Alright, then perhaps you tweak the incentives! Now you only pay commissions and fees if the manager is worth it!
You decide on a benchmark, and your advisor only gets paid if he outperforms the benchmark. In fact he gets 25% of the out-performance.
This way, if the S&P500 (the benchmark) goes up 15%, your advisor only gets paid anything if he too goes up at least 15%. If you’re up 25% compared to the 15% of the S&P500, then you’ve outperformed by 10% and the advisor will get paid 2.5%, leaving you with a 7.5% out-performance.
Doesn’t that sound foolproof? After all, you only pay anything if the advisor made up for it in out-performance.
Of course not.
The advisor will simply make riskier and riskier bets in order to get that out-performance. After all, he’s not risking his money, he’s risking yours!
So why would he care if you make 10% or -100%? His commission is the same either way. It’s better for him to take your money to the casino and put it all on red, that way he’s got a 50% chance of getting handsomely rewarded.
This misalignment of incentives are very common, and it’s important to be aware of them.
The problem that you as an individual investor have is that you simply don’t know the forces, incentives and disincentives that are acting on your prospective advisors, and you won’t know when they change either.

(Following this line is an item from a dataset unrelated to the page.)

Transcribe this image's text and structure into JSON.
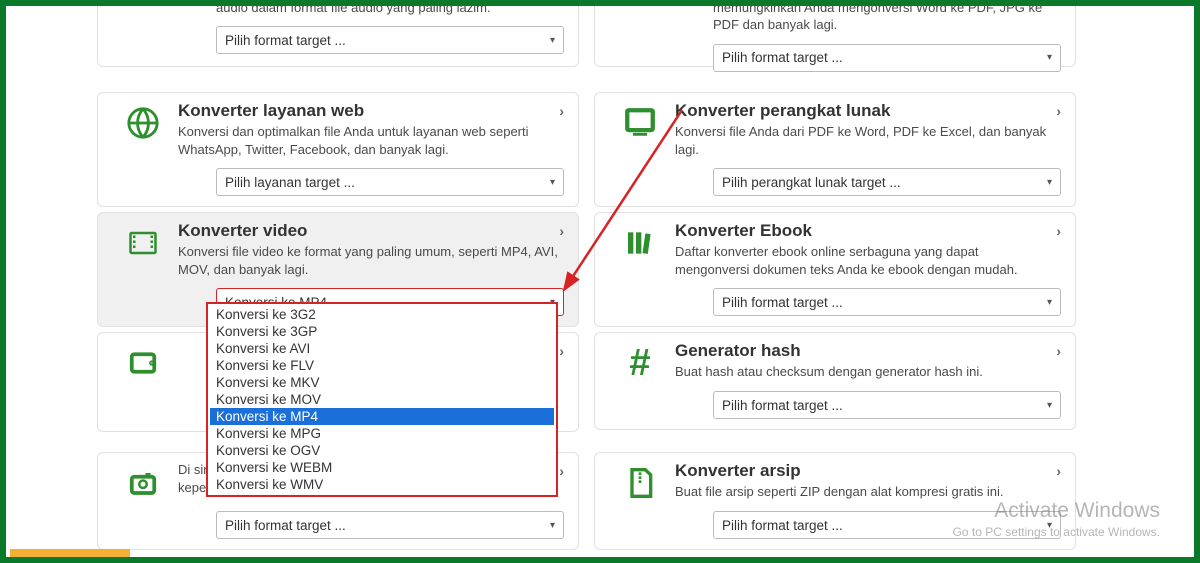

So you will have to keep a watchful eye on them, and make sure that they are aligned with your goals and objectives.
The problem with that solution, is that it is a hell of a lot harder to keep an eye on what your advisor is doing, if you haven’t got a clue what’s going on in your portfolio and with your finances!
And if you do have a clue as to whats going on with your portfolio… Why do you need an advisor?
Investing and saving is easier than its ever been, and even dumb retail investors like me and you can easily put our money to work as well as or better than the pros!
Simply open an account at a low cost brokerage, purchase a diversified index fund, and let time do it’s thing.
You don’t need to pay hundreds of thousands in fees to dodgy advisors who are doing you more harm than good.
You don’t need to be a stock market genius either!
Just pick a solid index fund, invest in it regularly, and forget about it until you retire.
This is the place where I’d put in my brokerage promo link and ask you to sign up to a brokerage that will give me a kickback when you do, like many financial bloggers do.
I don’t want you to be a product I’m selling.
I want you to be financially independent on your own merits, aware of your finances and able to make your own investment decisions.
You’re smart, you can find a brokerage on your own.
If you have any questions or comments, shoot them on Twitter @TiagoDias_VC or down below!